By Ruma Dubey
Till 19th August 2016, FIIs had bought net shares worth Rs.410 crore. DIIs have been net sellers consistently - FIIs have been net buyers since March while DIIs have been net sellers since March, except in May when it was a net buyer to the tune of Rs.6758 crore – the same month when FIIs net buying was lowest in this fiscal at Rs.38 crore.
This is how it always works - Foreign Institutional Investors (FIIs) are buyers while Domestic Institutional Investors (DIIs) are sellers and we the people, are mostly mute spectators!
Many are perplexed, trying to figure out this contrarian behavior of both these institutional investors. Many are worried about this poles-apart behavior of both. But actually, this is how they have historically almost always behaved. When FIIs are buyers then DIIs are sellers and when FIIs are sellers, then DIIs are buyers. So this time around too, they are both following their own set pattern.
But if we really do need to probe into the nitty-gritties of things, then we can look into what they are buying and selling, which could give us some understanding into their trading psyche or maybe their perception about the sectors.
The biggest FII in terms of value invested, Europacific growth Fund, has currently got 1% stake in 16 companies worth Rs.52,000 crore as at 30th June 2016. The stocks that it backs – HDFC Bank, ICICI Bank, Axis Bank, Maruti, Grasim, Tata Motors, Reliance Industries, RCom and Idea Cellular.
Another big investor is the Government of Singapore, invested in 33 companies valued at Rs.41,085 crore. Their top picks are Dr.Reddy’s, Infosys, HDFC, HDFC Bank, Lupin, DLF, M&M.
Government Pension Fund Global (GPFG), Norway, holds stakes in Indian companies, including ABB, AB Nuvo, Ahluwalia Contracts, Alembic Pharma, Allahabad Bank, Andhra Bank, Ashok Leyland, Asian Paints, Bank of India, Bank of Baroda, Century Plyboards, IndusInd Bank, SBI, Reliance Industries, Tata Steel and Tata Motors.
Interestingly, the foreign fund major has been reducing its stake in a number of companies that cater to mining and coal assets, such as CESC, Coal India, GMDC, NTPC, Reliance Power, Reliance Infrastructure and Tata Power, from April this year.
DIIs, many say are not really selling specific sector or stock. They are profit booking every time FII buying steps up. As one analyst explained, FIIs have the liquidity and the bandwidth to buy expensive stocks which an Indian investor at our interest rates will not find it so lucrative. Thus DIIs use the opportunity to sell as they know that FIIs have the strength to move the market while DIIs, when needed can only lend support.

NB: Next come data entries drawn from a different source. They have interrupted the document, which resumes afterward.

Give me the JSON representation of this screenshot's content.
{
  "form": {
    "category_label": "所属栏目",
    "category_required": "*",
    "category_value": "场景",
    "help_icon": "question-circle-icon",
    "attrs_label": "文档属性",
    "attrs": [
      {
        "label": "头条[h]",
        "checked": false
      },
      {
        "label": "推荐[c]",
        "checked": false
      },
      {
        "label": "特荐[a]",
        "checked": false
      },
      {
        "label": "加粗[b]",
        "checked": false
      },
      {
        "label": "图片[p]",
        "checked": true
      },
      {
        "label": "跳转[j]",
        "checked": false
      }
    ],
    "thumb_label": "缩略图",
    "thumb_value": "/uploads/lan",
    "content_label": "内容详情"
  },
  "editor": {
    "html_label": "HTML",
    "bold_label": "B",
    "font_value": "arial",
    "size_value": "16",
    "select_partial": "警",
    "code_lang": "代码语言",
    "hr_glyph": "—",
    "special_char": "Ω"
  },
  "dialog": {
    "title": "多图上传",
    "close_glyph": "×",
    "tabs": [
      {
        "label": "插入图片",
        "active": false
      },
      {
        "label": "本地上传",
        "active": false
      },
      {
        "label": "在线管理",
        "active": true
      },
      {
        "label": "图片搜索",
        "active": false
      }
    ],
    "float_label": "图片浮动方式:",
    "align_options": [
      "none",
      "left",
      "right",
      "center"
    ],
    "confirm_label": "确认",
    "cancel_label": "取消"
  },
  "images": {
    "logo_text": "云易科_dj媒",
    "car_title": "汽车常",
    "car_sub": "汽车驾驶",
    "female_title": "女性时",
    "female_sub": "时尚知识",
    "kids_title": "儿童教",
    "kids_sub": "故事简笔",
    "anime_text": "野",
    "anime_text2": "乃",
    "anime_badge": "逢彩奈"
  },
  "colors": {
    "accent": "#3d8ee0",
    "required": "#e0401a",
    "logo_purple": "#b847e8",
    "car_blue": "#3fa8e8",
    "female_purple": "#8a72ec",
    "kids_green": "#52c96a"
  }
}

DIIs have been paring their stakes in cyclicals, mainly auto and are putting more money into materials rather than defensive stocks. And a comparison of the top 10 FII underweight list and the top 10 overweight list of DIIs shows that FIIs are buying stocks which the DIIs are selling and vice versa.
Probably as Warren Buffett has often pointed out, he calls this the “institutional imperative” where like a herd, they follow each other, even if they know it is not logical as they do not want to “miss out”; not having the guts to take contrarian calls. This is ditto for FIIs and as well as DIIs as both are following their own herds. And that also probably explains why mutual funds are not really fancied by Indian investors.
And we as independent, intelligent investors do not have such peer pressures to follow any herd. So do not follow either the FII or the DII. Do your own home work and take a well informed decision. After all, you make your own destiny, not by blindly following the path of others.